The majority of shot-creators are perimeter players who can handle the ball — think Kyrie Irving or Chris Paul — but Patterson is the rare big-man who creates offense by facilitating looks. He’s not a fantastic ball-handler, and his passing falls well-short of “Steve Nash-ian”, yet he’s able to facilitate the offense by making things simpler for his guards.

In the podcast, I alluded to the example of Tyson Chandler, whose awareness and athleticism in the pick-and-roll makes a point-guard out of Raymond Felton (a truly impressive feat). While it’s technically true that Chandler cannot create for himself, his timing and his length in the pick-and-roll allows for the play to succeed even when paired with lesser passers (like Felton, god he’s horrible).

Along the same vein, Patterson creates for his teammates with his shooting ability.

It’s no secret that he makes his hay in the pick-and-pop, but pay close attention to his off-ball movement — he finds open spots on the floor, and he makes himself available for a pass. He sets solid screens for his teammates, and forces opponents to trap the wing. This leaves a temporary hole in the defense where Patterson sets up shop.

For example, he’s a pick-and-pop between Patterson and Salmons:

The Heat are notorious for their aggression in trapping the pick-and-roll as both Beasley and Allen move to trap Salmons. Patterson responds accordingly and alertly slips to the open spot in the middle of the floor. He receives the pass from Salmons and nets two points against one of the toughest defenses in the league. It’s a simple play for both he and Salmons to make.

Simplicity allows Patterson to blend seamlessly into the Raptors’ offense, and allows him to flourish with new teammates in Lowry and Derozan. Out of Patteron’s 123 made field goals as a Raptor, Lowry and Derozan have been accredited with 25 and 20 assists apiece. Lowry is a decent playmaker, so his total is unsurprising, but Patterson’s play has afforded Derozan the floor spacing pick-and-pop partner he’s so sorely lacked.

The Patterson-Derozan PnR is rare, but it’s a tricky proposition. For all of the attention paid to his inefficiency, Derozan is still fantastic when attacking the basket. The standard defense for Demar’s drive is to have the big man sag in the paint, but that leaves Patterson open for the jumper. For example, here’s Demar kicking it out to Patterson spotting up:

However, I’d contend that Derozan actually benefits more from Patterson than vice-versa. Defenses will probably concede the open mid-range jumper to Patterson, but an open three is a strict no-no. Therefore, when 2Pat chooses to step out the the perimeter, defenses will take their chances with committing just one defender to Derozan’s drive. For example, look how Quincy Acy (<3!!) merely shows help defense, as opposed to leaving Patterson to cover Demar on this drive:

Patterson’s shooting ability also allows Dwane Casey to stir some spot-ups into the offense.

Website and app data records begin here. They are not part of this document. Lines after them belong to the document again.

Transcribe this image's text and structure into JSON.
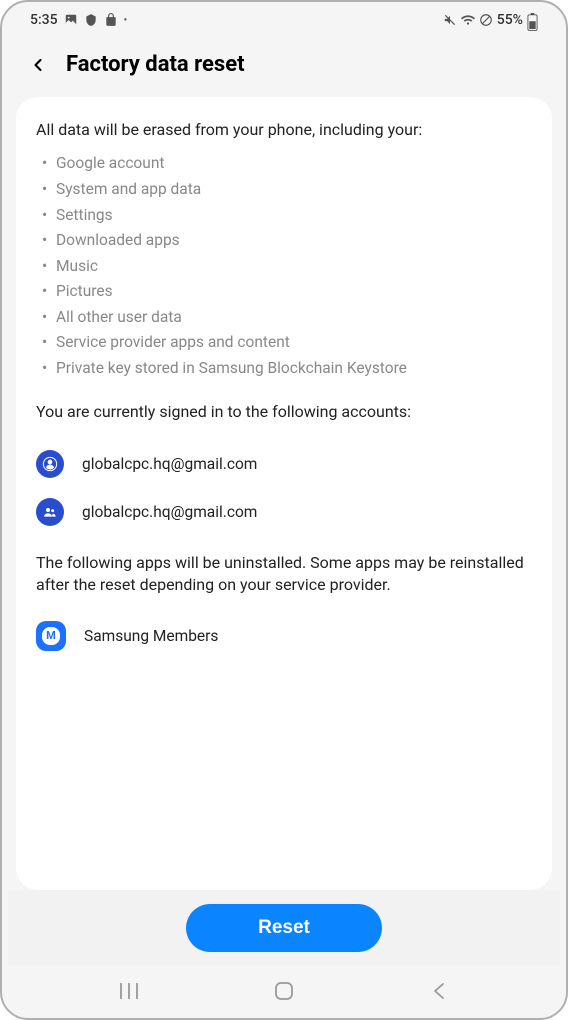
{
  "status": {
    "time": "5:35",
    "batteryPercent": "55%"
  },
  "header": {
    "title": "Factory data reset"
  },
  "content": {
    "introText": "All data will be erased from your phone, including your:",
    "bullets": [
      "Google account",
      "System and app data",
      "Settings",
      "Downloaded apps",
      "Music",
      "Pictures",
      "All other user data",
      "Service provider apps and content",
      "Private key stored in Samsung Blockchain Keystore"
    ],
    "accountsIntro": "You are currently signed in to the following accounts:",
    "accounts": [
      {
        "email": "globalcpc.hq@gmail.com"
      },
      {
        "email": "globalcpc.hq@gmail.com"
      }
    ],
    "appsIntro": "The following apps will be uninstalled. Some apps may be reinstalled after the reset depending on your service provider.",
    "apps": [
      {
        "name": "Samsung Members",
        "iconLetter": "M"
      }
    ]
  },
  "footer": {
    "resetLabel": "Reset"
  }
}
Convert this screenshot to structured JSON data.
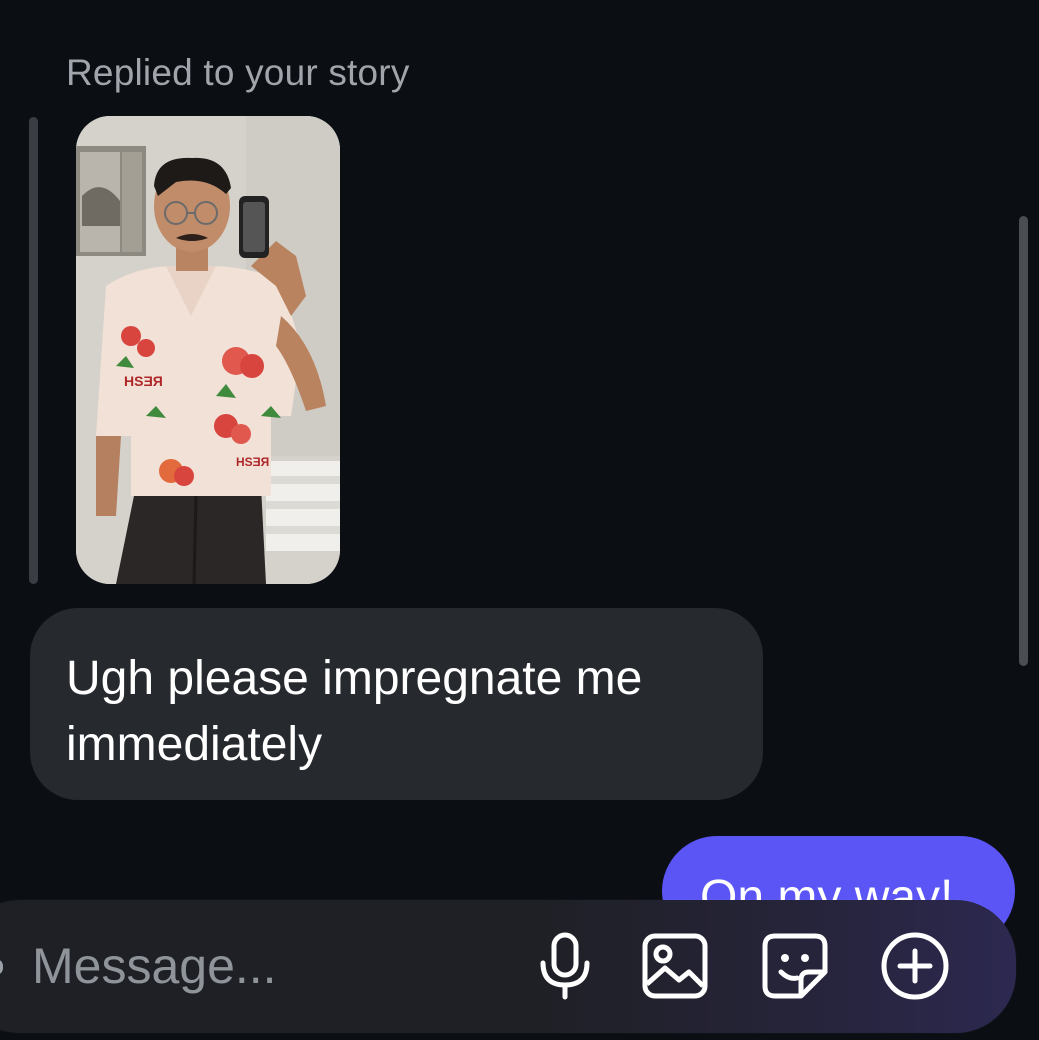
{
  "story_reply": {
    "label": "Replied to your story",
    "thumbnail_icon": "story-photo"
  },
  "messages": [
    {
      "direction": "incoming",
      "text_line1": "Ugh please impregnate me",
      "text_line2": "immediately"
    },
    {
      "direction": "outgoing",
      "text": "On my way!"
    }
  ],
  "composer": {
    "placeholder": "Message...",
    "icons": [
      "microphone-icon",
      "image-icon",
      "sticker-icon",
      "add-circle-icon"
    ]
  },
  "colors": {
    "background": "#0b0e13",
    "incoming_bubble": "#26292e",
    "outgoing_bubble": "#5b55f6",
    "secondary_text": "#a0a4ab"
  }
}
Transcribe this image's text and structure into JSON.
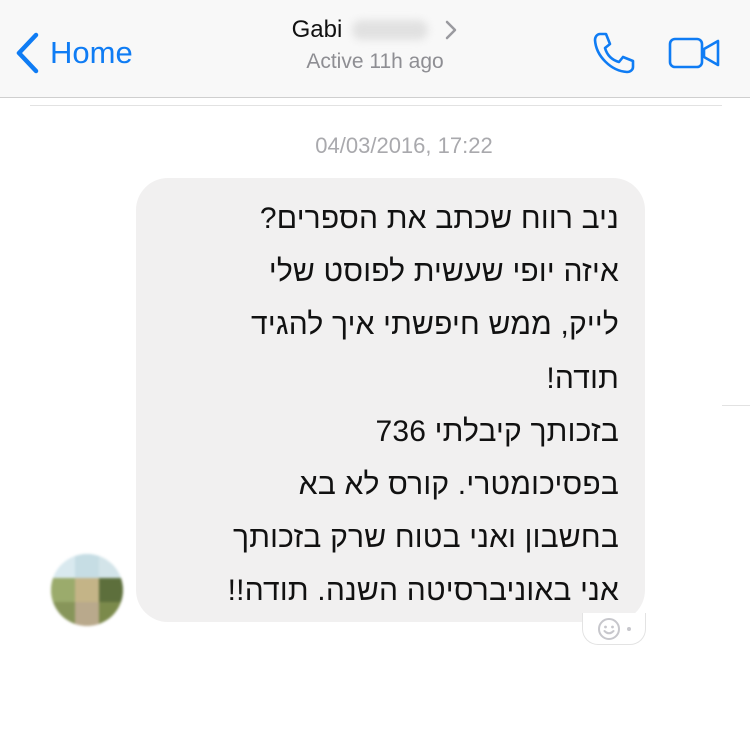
{
  "header": {
    "back_label": "Home",
    "contact_name": "Gabi",
    "status": "Active 11h ago"
  },
  "conversation": {
    "timestamp": "04/03/2016, 17:22",
    "message_lines": [
      "ניב רווח שכתב את הספרים?",
      "איזה יופי שעשית לפוסט שלי",
      "לייק, ממש חיפשתי איך להגיד",
      "תודה!",
      "בזכותך קיבלתי 736",
      "בפסיכומטרי. קורס לא בא",
      "בחשבון ואני בטוח שרק בזכותך",
      "אני באוניברסיטה השנה. תודה!!"
    ]
  },
  "icons": {
    "back": "chevron-left-icon",
    "profile": "chevron-right-icon",
    "call": "phone-icon",
    "video": "video-camera-icon",
    "reaction": "smiley-icon"
  },
  "colors": {
    "accent": "#0f7cf4",
    "bubble": "#f1f0f0",
    "status_text": "#8e8e93",
    "timestamp_text": "#a9a9ad"
  }
}
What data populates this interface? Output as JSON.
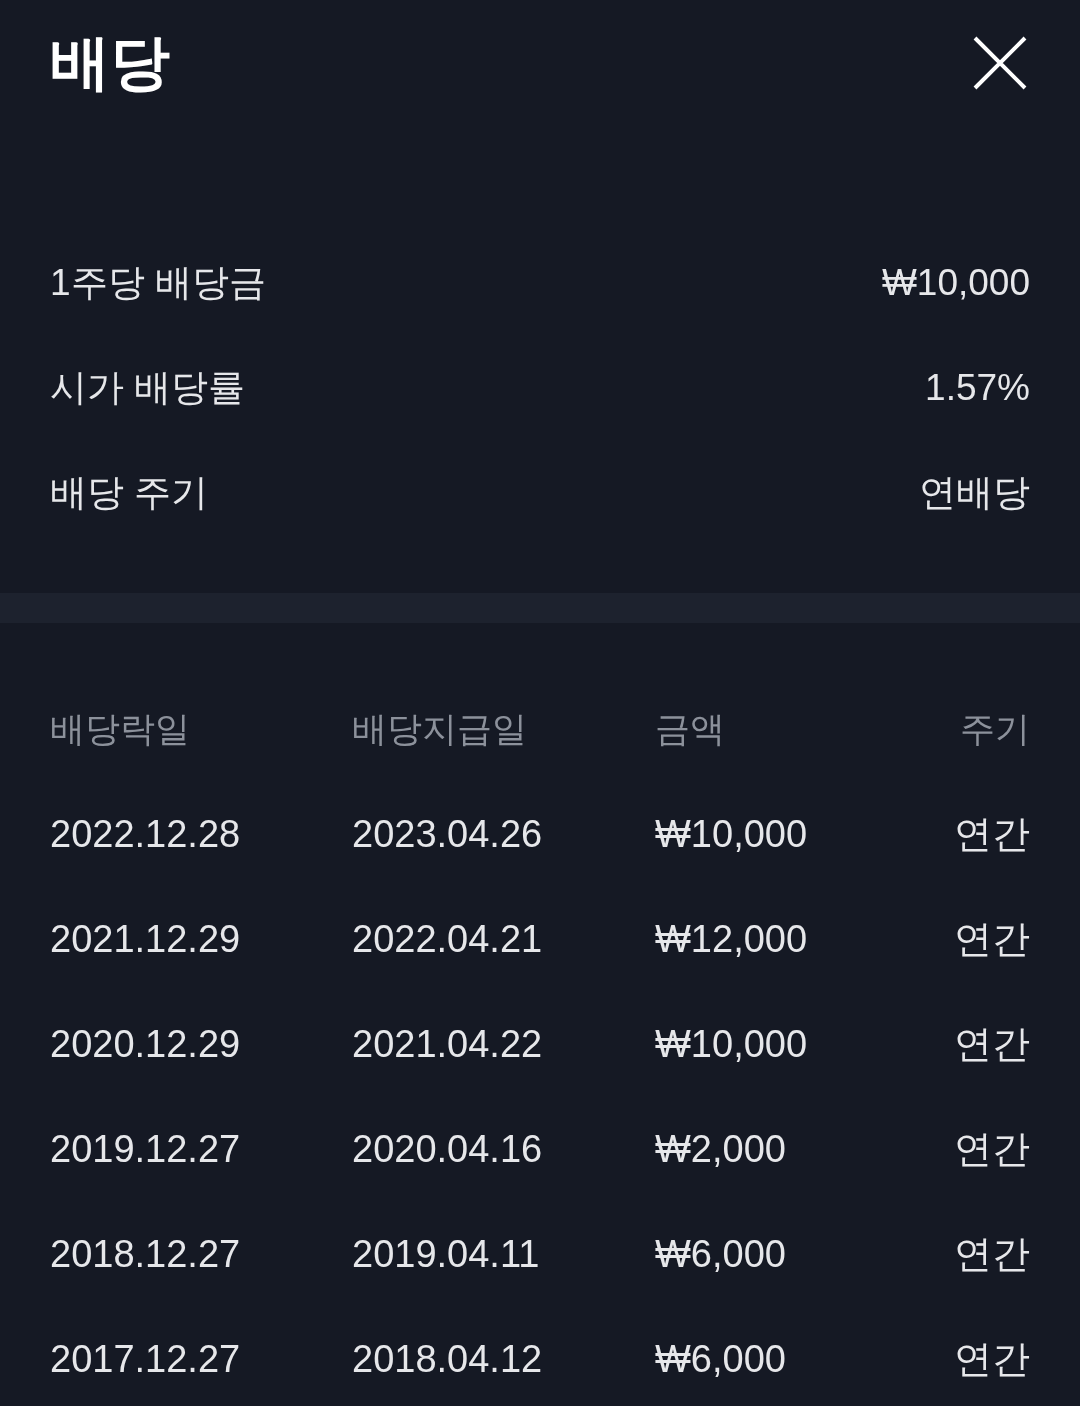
{
  "title": "배당",
  "summary": [
    {
      "label": "1주당 배당금",
      "value": "₩10,000"
    },
    {
      "label": "시가 배당률",
      "value": "1.57%"
    },
    {
      "label": "배당 주기",
      "value": "연배당"
    }
  ],
  "table": {
    "columns": [
      "배당락일",
      "배당지급일",
      "금액",
      "주기"
    ],
    "rows": [
      [
        "2022.12.28",
        "2023.04.26",
        "₩10,000",
        "연간"
      ],
      [
        "2021.12.29",
        "2022.04.21",
        "₩12,000",
        "연간"
      ],
      [
        "2020.12.29",
        "2021.04.22",
        "₩10,000",
        "연간"
      ],
      [
        "2019.12.27",
        "2020.04.16",
        "₩2,000",
        "연간"
      ],
      [
        "2018.12.27",
        "2019.04.11",
        "₩6,000",
        "연간"
      ],
      [
        "2017.12.27",
        "2018.04.12",
        "₩6,000",
        "연간"
      ]
    ]
  }
}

As with most other plays in Casey’s playbook, the spot-ups aren’t very complicated, and can be triggered by most guards in the NBA. On this play, Patterson sets an effective down-screen for Derozan and creates some separation between Demar and his defender. This forces Davis to temporarily hedge, which leaves 2Pat open for a spot-up.

And of course, his spot-up abilities also allows him to pull off shots like this:

In summary, Patterson doesn’t create offense by breaking down the defense with his handles, nor does he bully post-players with impunity, he simply creates looks with his awareness on offense and outside shooting ability. His career averages suggest that his outside shooting will likely cool off a bit — especially from downtown where he is shooting 10 percentage points higher than his career average — but he’s clearly established his role on this team.

Now, the only question becomes: “how much will it cost Masai to resign him?” For the answer to that question, read my previous post: All Eyez on Me: A Comprehensive Look at Patrick Patterson.